I think the idea of going back a few times after school when the class is empty is a great one, I'm definately going to ring the school on Monday to suggest it, the Reception children start a few days after the others too, so maybe I could take him for a look then aswell.
When we went for the morning there were 30 or so other parents in the small classroom, plus the other children who were excited and noisy.
They don't have a staggered start or easing-in to school, they start at 9 o'clock on the first day till 3, although the Head said they would think about part-time for some children if the whole day was too much for them.
I think I'll do the social story book too, the SENCO is sending me some photos of the classroom soon.
I've booked the week off work, so at least I won't have to worry about that.
Thanks for all your replies, its good knowing that there are stratagies that work, my DS got his DX a couple of weeks ago, so we haven't had any advice from CAMHS or anything like that yet.
Lots of visits are needed; can school take photos of the staff so that you
can show your son who is who. Can they show him all around the school; where the toilets are etc. Can they create a safe space for him within the classroom?. What happens at lunch, what is he expected to do at lunchtime re meals etc?.
Have you met the SENCO yet; you need to get this person too on board.
Has anyone to date mentioned the word "statement" to you?.
If school are good with ASD then this is a plus but I would still apply for a Statement on his behalf sooner rather than later.

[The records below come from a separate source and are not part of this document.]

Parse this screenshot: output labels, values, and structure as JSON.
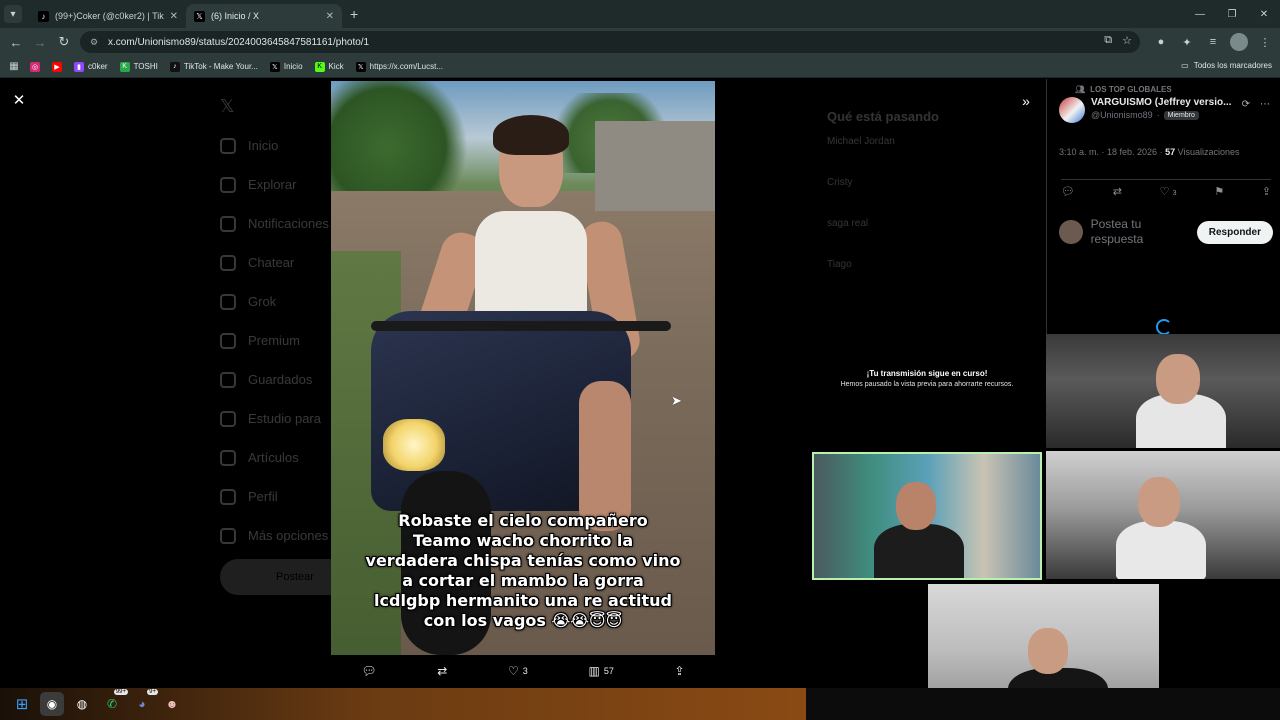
{
  "browser": {
    "tabs": [
      {
        "title": "(99+)Coker (@c0ker2) | TikTok",
        "icon": "tiktok-icon",
        "active": false
      },
      {
        "title": "(6) Inicio / X",
        "icon": "x-icon",
        "active": true
      }
    ],
    "url": "x.com/Unionismo89/status/2024003645847581161/photo/1",
    "bookmarks": [
      {
        "label": "",
        "icon": "instagram-icon",
        "color": "#d62976"
      },
      {
        "label": "",
        "icon": "youtube-icon",
        "color": "#ff0000"
      },
      {
        "label": "c0ker",
        "icon": "twitch-icon",
        "color": "#9146ff"
      },
      {
        "label": "TOSHI",
        "icon": "kick-icon",
        "color": "#53fc18"
      },
      {
        "label": "TikTok - Make Your...",
        "icon": "tiktok-icon",
        "color": "#111111"
      },
      {
        "label": "Inicio",
        "icon": "x-icon",
        "color": "#000000"
      },
      {
        "label": "Kick",
        "icon": "kick-icon",
        "color": "#53fc18"
      },
      {
        "label": "https://x.com/Lucst...",
        "icon": "x-icon",
        "color": "#000000"
      }
    ],
    "all_bookmarks_label": "Todos los marcadores"
  },
  "sidebar_dim": [
    "Inicio",
    "Explorar",
    "Notificaciones",
    "Chatear",
    "Grok",
    "Premium",
    "Guardados",
    "Estudio para",
    "Artículos",
    "Perfil",
    "Más opciones"
  ],
  "sidebar_post_label": "Postear",
  "trends_dim": {
    "title": "Qué está pasando",
    "rows": [
      "Michael Jordan",
      "Cristy",
      "saga real",
      "Tiago"
    ]
  },
  "photo": {
    "caption_lines": [
      "Robaste el cielo compañero",
      "Teamo wacho chorrito la",
      "verdadera chispa tenías como vino",
      "a cortar el mambo la gorra",
      "lcdlgbp hermanito una re actitud",
      "con los vagos 😭😭😇😇"
    ]
  },
  "photo_actions": {
    "likes": "3",
    "views": "57"
  },
  "tweet": {
    "top_label": "LOS TOP GLOBALES",
    "name": "VARGUISMO (Jeffrey versio...",
    "handle": "@Unionismo89",
    "badge": "Miembro",
    "time": "3:10 a. m. · 18 feb. 2026 ·",
    "views_count": "57",
    "views_label": "Visualizaciones",
    "likes": "3",
    "reply_placeholder": "Postea tu respuesta",
    "reply_button": "Responder"
  },
  "stream": {
    "message_title": "¡Tu transmisión sigue en curso!",
    "message_body": "Hemos pausado la vista previa para ahorrarte recursos."
  },
  "taskbar": {
    "whatsapp_badge": "99+",
    "discord_badge": "9+"
  }
}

It will be too late for this to commence in September (these take six months plus to set up once the LEA agree to assess) but you need to think longer term too. Y1 for instance is when the pressure is upped; it is far less informal at that stage.

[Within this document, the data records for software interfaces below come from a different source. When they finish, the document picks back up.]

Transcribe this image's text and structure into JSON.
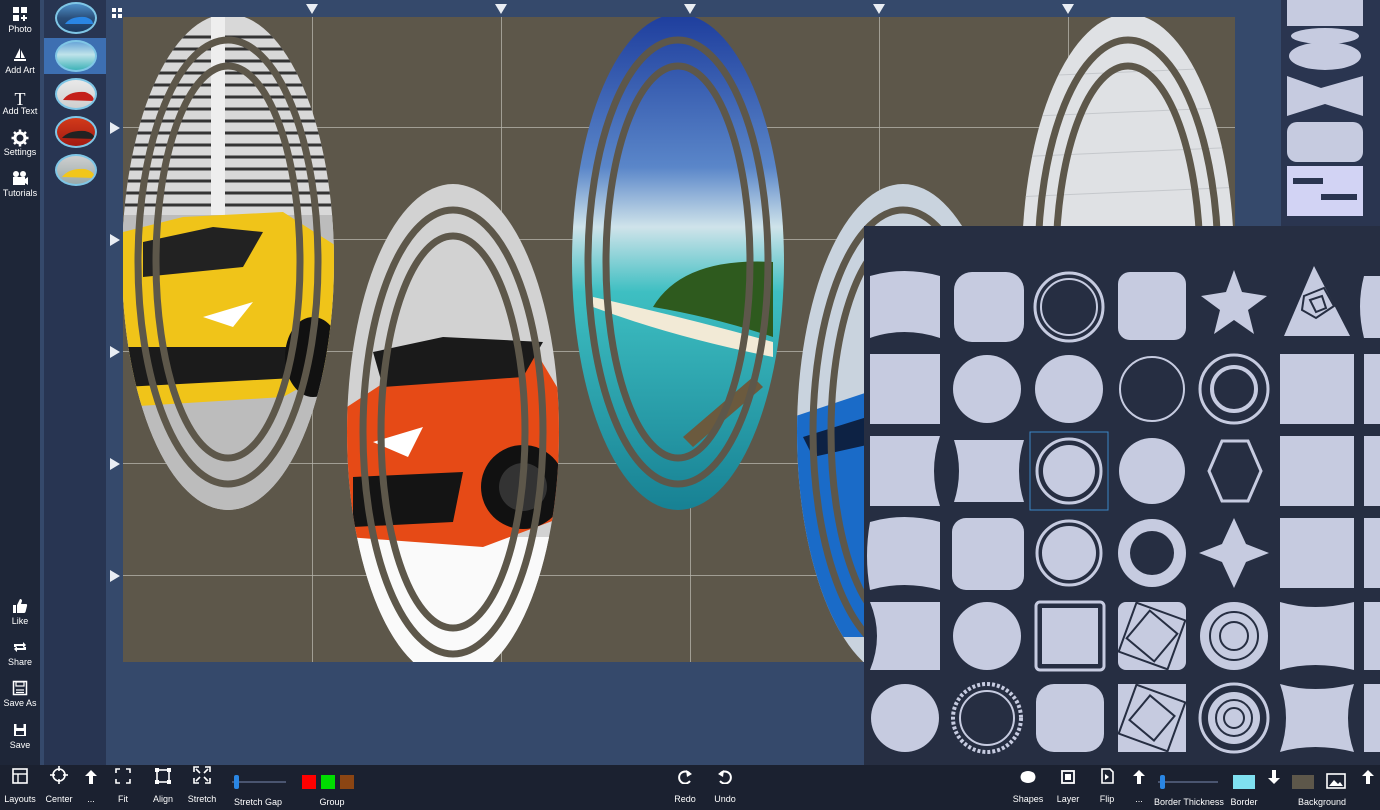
{
  "sidebar": {
    "items": [
      {
        "label": "Photo",
        "icon": "add-photo-icon"
      },
      {
        "label": "Add Art",
        "icon": "art-icon"
      },
      {
        "label": "Add Text",
        "icon": "text-icon"
      },
      {
        "label": "Settings",
        "icon": "gear-icon"
      },
      {
        "label": "Tutorials",
        "icon": "camera-icon"
      }
    ],
    "bottom_items": [
      {
        "label": "Like",
        "icon": "thumbs-up-icon"
      },
      {
        "label": "Share",
        "icon": "share-icon"
      },
      {
        "label": "Save As",
        "icon": "save-as-icon"
      },
      {
        "label": "Save",
        "icon": "save-icon"
      }
    ]
  },
  "thumbnails": [
    "blue-car",
    "beach",
    "red-car",
    "red-car-2",
    "yellow-car"
  ],
  "toolbar": {
    "layouts": "Layouts",
    "center": "Center",
    "up_more": "...",
    "fit": "Fit",
    "align": "Align",
    "stretch": "Stretch",
    "stretch_gap": "Stretch Gap",
    "stretch_gap_value": 0,
    "group": "Group",
    "group_colors": [
      "#ff0000",
      "#00dd00",
      "#8b4513"
    ],
    "redo": "Redo",
    "undo": "Undo",
    "shapes": "Shapes",
    "layer": "Layer",
    "flip": "Flip",
    "up_more2": "...",
    "border_thickness": "Border Thickness",
    "border_thickness_value": 0,
    "border": "Border",
    "border_color": "#7fe0f0",
    "background": "Background",
    "background_color": "#5d574a"
  },
  "colors": {
    "canvas_bg": "#5d574a",
    "accent": "#2a86e3",
    "panel_bg": "#262e42",
    "shape_fill": "#c6cbe0"
  }
}
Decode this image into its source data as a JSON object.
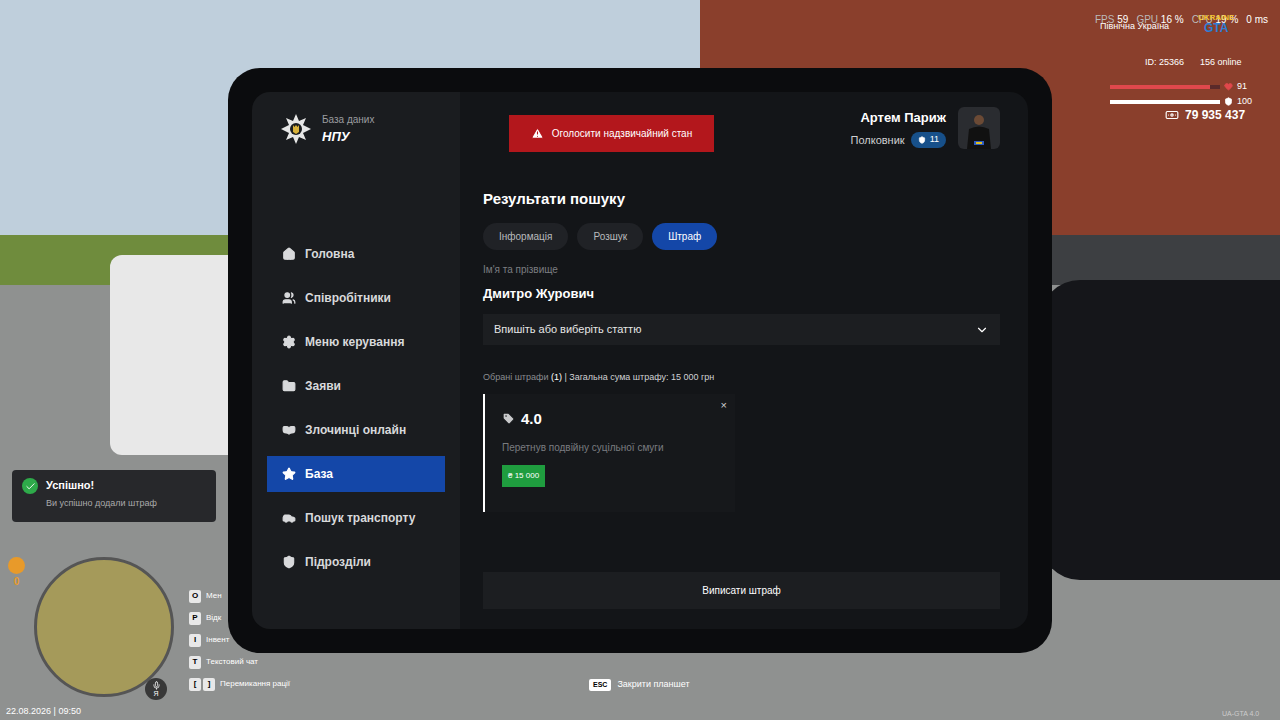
{
  "hud": {
    "fps_label": "FPS",
    "fps": "59",
    "gpu_label": "GPU",
    "gpu": "16 %",
    "cpu_label": "CPU",
    "cpu": "19 %",
    "ping": "0 ms",
    "server": "Північна Україна",
    "logo_top": "UKRAINE",
    "logo_bottom": "GTA",
    "player_id": "ID: 25366",
    "online": "156 online",
    "health": {
      "value": "91",
      "level": 0.91
    },
    "armor": {
      "value": "100",
      "level": 1
    },
    "money": "79 935 437"
  },
  "notification": {
    "title": "Успішно!",
    "message": "Ви успішно додали штраф"
  },
  "minimap": {
    "badge": "0"
  },
  "key_hints": [
    {
      "keys": [
        "O"
      ],
      "label": "Мен"
    },
    {
      "keys": [
        "P"
      ],
      "label": "Відк"
    },
    {
      "keys": [
        "I"
      ],
      "label": "Інвент"
    },
    {
      "keys": [
        "T"
      ],
      "label": "Текстовий чат"
    },
    {
      "keys": [
        "[",
        "]"
      ],
      "label": "Перемикання рації"
    }
  ],
  "voice_key": "Я",
  "datetime": "22.08.2026 | 09:50",
  "close_hint": {
    "key": "ESC",
    "label": "Закрити планшет"
  },
  "version": "UA-GTA 4.0",
  "tablet": {
    "brand": {
      "subtitle": "База даних",
      "title": "НПУ"
    },
    "emergency_button": "Оголосити надзвичайний стан",
    "user": {
      "name": "Артем Париж",
      "rank": "Полковник",
      "level": "11"
    },
    "sidebar": {
      "items": [
        {
          "label": "Головна",
          "selected": false
        },
        {
          "label": "Співробітники",
          "selected": false
        },
        {
          "label": "Меню керування",
          "selected": false
        },
        {
          "label": "Заяви",
          "selected": false
        },
        {
          "label": "Злочинці онлайн",
          "selected": false
        },
        {
          "label": "База",
          "selected": true
        },
        {
          "label": "Пошук транспорту",
          "selected": false
        },
        {
          "label": "Підрозділи",
          "selected": false
        }
      ]
    },
    "content": {
      "title": "Результати пошуку",
      "tabs": [
        {
          "label": "Інформація",
          "selected": false
        },
        {
          "label": "Розшук",
          "selected": false
        },
        {
          "label": "Штраф",
          "selected": true
        }
      ],
      "name_label": "Ім'я та прізвище",
      "name": "Дмитро Журович",
      "article_select": {
        "placeholder": "Впишіть або виберіть статтю"
      },
      "summary": {
        "label": "Обрані штрафи",
        "count": "(1)",
        "total": "| Загальна сума штрафу: 15 000 грн"
      },
      "fines": [
        {
          "article": "4.0",
          "description": "Перетнув подвійну суцільної смуги",
          "amount": "₴ 15 000",
          "remove": "×"
        }
      ],
      "submit_button": "Виписати штраф"
    }
  }
}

I am currently going through my sons first year in school he is recently 5 and has HF autism. It has been a total nightmare, we didn't get the DX until March this year so was too late to know before he started. When he started last Sept he went into total meltdown, running out of school unlocking doors, biting kicking, he was so distressed..and so was I! I hope to god it isn't like that for you, I am sure it won't be. (my son has possible ODD and ADHD so he is a mixed bag!) The only advise I can give you is start part time that will ease him in, from there he may be perfectly fine and you may be lucky, if not you will give him time to get used to all the huge changes that are occuring in his life. Also make sure you speak to the SenCo ASAP to let her know of the situation and get a relationship started, they will be the main person to speak to for help.
All the best.
Join the discussion
Registering is free, easy, and means you can join in the discussion, watch threads, get discounts, win prizes and lots more.Register now »
Already registered? Log in with:
Please login first.